"Foetus" should be included in the definition of ‘minor’ within the Child Protection Act, according to the Opposition.
Speaking in Parliament during a discussion concerning financial estimates of the Embryo Protection Authority for this year, Nationalist Party MP Claudio Grech said the government had an opportunity to reveal its true intentions.
The Child Protection Act would soon start being discussed and the inclusion of "foetus" (tarbija fil-ġuf) in the definition would send a strong signal that the unborn deserved protection as human beings.
The Child Protection Act has been promised since 2014. Social workers and foster carers are calling for its immediate enactment.
He also called for the strengthening of social services, whether provided by NGOs or the government, so that pregnant women who were facing difficult times and considering abortion, were supported to pull through.
Mr Grech meanwhile urged for a balance between the right to life, which he said was supreme, and supporting prospective parents with infertility issues.
He referred to the Embryo Protection Act as introduced in 2012, which he said had reached an ethical balance between the needs of prospective parents and the treatment of embryos.
Hundreds had been born through that law. However, he questioned how while the birth rate had remained the same, there had been a drop of 20 per cent in IVF procedures at public and private clinics.
Also addressing Parliament, PN MP Claudette Buttigieg called for more sensitivity towards couples who did not want to have children and those who could not have children.
There were some who were not aware that their relatives had conceived through IVF because of the stigma, she said, calling for more psychological support for couples going through the process.
'All government members are against abortion'
Earlier, Labour Party MP Etienne Grech said that all government members were against abortion.
Dr Grech was providing figures about IVF treatment throughout 2018, which he said was most often the last hope for couples suffering infertility.

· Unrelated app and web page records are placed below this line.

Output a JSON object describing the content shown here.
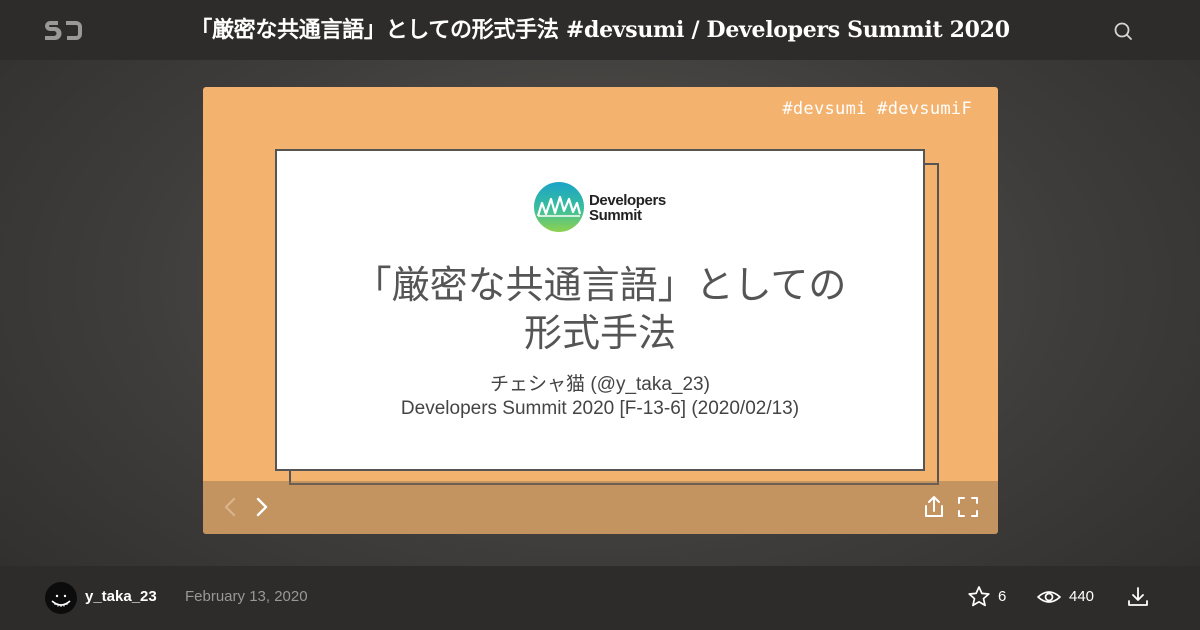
{
  "header": {
    "logo_icon": "speakerdeck-logo",
    "title": "「厳密な共通言語」としての形式手法 #devsumi / Developers Summit 2020",
    "search_icon": "search-icon"
  },
  "slide": {
    "hashtags": "#devsumi #devsumiF",
    "event_logo_line1": "Developers",
    "event_logo_line2": "Summit",
    "title_line1": "「厳密な共通言語」としての",
    "title_line2": "形式手法",
    "subtitle_line1": "チェシャ猫 (@y_taka_23)",
    "subtitle_line2": "Developers Summit 2020 [F-13-6] (2020/02/13)",
    "background_color": "#f3b26e"
  },
  "controls": {
    "prev_icon": "chevron-left-icon",
    "next_icon": "chevron-right-icon",
    "share_icon": "share-icon",
    "fullscreen_icon": "fullscreen-icon"
  },
  "footer": {
    "username": "y_taka_23",
    "date": "February 13, 2020",
    "stars": "6",
    "views": "440",
    "star_icon": "star-icon",
    "views_icon": "eye-icon",
    "download_icon": "download-icon"
  }
}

In all, there were 246 cycles, 56 of which resulted in pregnancies (a 23 per cent success rate).
He added that research on embryos, genetic modification and surrogacy were still illegal, however, there was room for discussion about the prospective legislation of surrogacy.
Discussion needed about surrogacy to support couples who cannot benefit from IVF procedures
'Need of debate about surrogacy'
PL MP Rosianne Cutajar meanwhile called for a discussion about the introduction of surrogacy, in order to support couples who could not benefit from IVF procedures.
“The reality is that there are still couples who are finding it difficult to become parents despite the amendments.
“This means that the government still hasn’t done justice to all, and there are couples who go abroad to undergo treatment that is not available in Malta,” she said.
The figures were encouraging but they were not enough. Infertility was a condition, and just like any other condition, people should receive treatment for it, Ms Cutajar noted.
The Labour MP said she looked forward to a mature discussion about amendments that would allow preimplantation genetic diagnosis (PGD is a procedure used prior to implantation to help identify genetic defects within embryos) and surrogacy).
Every year for the past few years there have been more than 200 IVF cycles, Health Minister Chris Fearne said in Parliament.
Data was only available from 2013 onwards, when the authority was set up. A total of 309 babies have been born since.
A total of 170 of these were born since 2015, when the service started being provided for free at Mater Dei Hospital.
Meanwhile, following last year’s amendments, 61 couples who had used up all cycles offered by the government (gone through three unsuccessful ones) were now entitled to another cycle.
The minister added that two couples who had had their embryos frozen abroad had brought them over to Malta, while another 11 couples had had their embryos frozen in Malta.
“All these couples have expressed their wish to use them, contrary to the initial fear that we will have large numbers of embryos that will remain frozen forever.”
There are also a small number of lesbian couples who are on the waiting list for IVF treatment.
These couples need gamete donation, and discussions with experts abroad are under way to see how gamete can be made available.